Before we crossed into Patagonia on our way south I looked it up on Wikipedia, to try and get an idea of exactly where it is, which in general is the lower 1/3 of both Argentina and Chile. It’s an enormous area, and we have covered so much of it, having crossed into it sometime in December. Now it feels strange to me to be leaving Patagonia after 3 months here.
After leaving Peninsula Valdes and that area we ride along the coast, stopping to stay in Las Grutas, El Condor and Bahia Blanca, and then turn north and inland toward Azul before riding on to Buenos Aires. Somewhere along the way we cross over the Rio Colorado which was what I was told was the boundary for Patagonia, leaving it behind us.
These days are longer pushes for us to try and cover miles. The land is flat and arid, but gets greener as we ride north and somewhere around Bahia Blanca becomes farmland. I see miles and miles of grassland, dotted with grazing cattle and windmills.
A week dissolves easily into a series of gas station stops, tent setup and packing sessions, and mindless highway miles.
My sheepskin is at least keeping my butt from numbing too quickly allowing us to cover a thousand miles in 3 days or so, even with not-so-early starts to the mornings.
I notice the details in the clouds, the terrain, flora and fauna.
This part of Patagonia doesn’t look as much like the rest, but it’s still lovely in a very subdued way.
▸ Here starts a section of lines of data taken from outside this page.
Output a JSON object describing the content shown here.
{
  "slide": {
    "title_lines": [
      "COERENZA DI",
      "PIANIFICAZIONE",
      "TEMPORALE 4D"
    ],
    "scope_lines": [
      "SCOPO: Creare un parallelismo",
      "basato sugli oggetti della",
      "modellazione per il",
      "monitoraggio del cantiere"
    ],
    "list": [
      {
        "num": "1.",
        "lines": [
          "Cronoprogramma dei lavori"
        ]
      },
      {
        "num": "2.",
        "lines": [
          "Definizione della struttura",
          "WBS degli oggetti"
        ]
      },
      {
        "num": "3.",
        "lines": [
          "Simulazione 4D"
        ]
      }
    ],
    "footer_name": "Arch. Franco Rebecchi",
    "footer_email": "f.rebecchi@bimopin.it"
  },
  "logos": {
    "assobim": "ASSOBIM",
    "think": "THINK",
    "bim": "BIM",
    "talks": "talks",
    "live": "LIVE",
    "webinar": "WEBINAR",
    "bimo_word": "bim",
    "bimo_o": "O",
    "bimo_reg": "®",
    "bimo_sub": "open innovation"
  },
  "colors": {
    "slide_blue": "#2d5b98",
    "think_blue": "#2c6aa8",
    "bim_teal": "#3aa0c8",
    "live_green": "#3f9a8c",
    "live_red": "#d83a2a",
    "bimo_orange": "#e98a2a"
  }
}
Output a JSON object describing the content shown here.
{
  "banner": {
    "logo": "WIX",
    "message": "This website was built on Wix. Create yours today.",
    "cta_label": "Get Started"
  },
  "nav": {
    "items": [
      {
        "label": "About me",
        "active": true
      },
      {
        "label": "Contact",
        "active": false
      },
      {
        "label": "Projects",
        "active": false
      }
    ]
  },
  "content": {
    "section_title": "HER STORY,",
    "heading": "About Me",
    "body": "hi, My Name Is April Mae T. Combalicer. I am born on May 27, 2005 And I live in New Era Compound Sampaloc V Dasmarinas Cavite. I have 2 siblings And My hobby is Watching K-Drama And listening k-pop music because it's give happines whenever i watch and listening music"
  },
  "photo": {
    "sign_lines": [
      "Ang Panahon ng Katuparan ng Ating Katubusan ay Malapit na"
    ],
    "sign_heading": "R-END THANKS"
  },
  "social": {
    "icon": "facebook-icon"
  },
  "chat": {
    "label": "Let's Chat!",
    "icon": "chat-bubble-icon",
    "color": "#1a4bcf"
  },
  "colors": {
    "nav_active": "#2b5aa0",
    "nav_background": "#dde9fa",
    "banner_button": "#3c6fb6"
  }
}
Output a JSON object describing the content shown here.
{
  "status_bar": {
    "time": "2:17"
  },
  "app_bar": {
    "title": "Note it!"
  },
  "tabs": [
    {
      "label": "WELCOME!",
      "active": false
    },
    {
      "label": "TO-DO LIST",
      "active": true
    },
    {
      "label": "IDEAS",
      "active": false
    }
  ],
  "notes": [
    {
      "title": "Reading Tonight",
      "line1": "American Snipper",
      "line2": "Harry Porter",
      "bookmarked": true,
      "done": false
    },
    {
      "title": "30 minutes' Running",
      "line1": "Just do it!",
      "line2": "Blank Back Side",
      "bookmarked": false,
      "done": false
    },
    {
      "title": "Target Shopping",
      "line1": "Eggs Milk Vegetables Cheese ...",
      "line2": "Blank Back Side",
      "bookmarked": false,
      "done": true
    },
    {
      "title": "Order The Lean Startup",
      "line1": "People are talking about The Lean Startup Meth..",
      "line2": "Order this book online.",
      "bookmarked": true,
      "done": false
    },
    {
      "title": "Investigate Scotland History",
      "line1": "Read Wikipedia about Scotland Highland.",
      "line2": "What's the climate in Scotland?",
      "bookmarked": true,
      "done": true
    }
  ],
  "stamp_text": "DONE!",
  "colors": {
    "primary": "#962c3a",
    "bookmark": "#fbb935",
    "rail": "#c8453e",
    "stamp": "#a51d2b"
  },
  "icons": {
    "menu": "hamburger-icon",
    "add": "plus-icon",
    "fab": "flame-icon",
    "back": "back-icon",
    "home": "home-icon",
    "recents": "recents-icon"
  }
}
We are seeing more insects as the weather has quickly warmed the further north we go, creating a new daily chore of visor cleaning for me. I hadn’t really thought of it before, but in the colder, more southern parts of the continent, there were fewer bugs, so all that needed cleaned from my visor was the ever present dust. I’m quickly reminded to keep the visor closed when my helmet rings out when smacked big hard by a bug.
And then it’s back to sky watching.
We stop in Bahia Blanca to try and exchange some of our leftover Chileno pesos for Argentinian pesos, but we don’t like the rates. Another budget night of dining and accommodation it is. But the view is incredible. Our campsite is near the water and the mozzies swarm us when we arrive, so we set up the tent in full gear and dive inside to have our epmañada dinner.
More sky watching….and I must say I am becoming quite a fan.
We stop for fuel on the way and watch a YPF driver (YPF is the local gas station company) play his flute in the cab of his truck before carrying on to the next delivery. I love this country, and its people.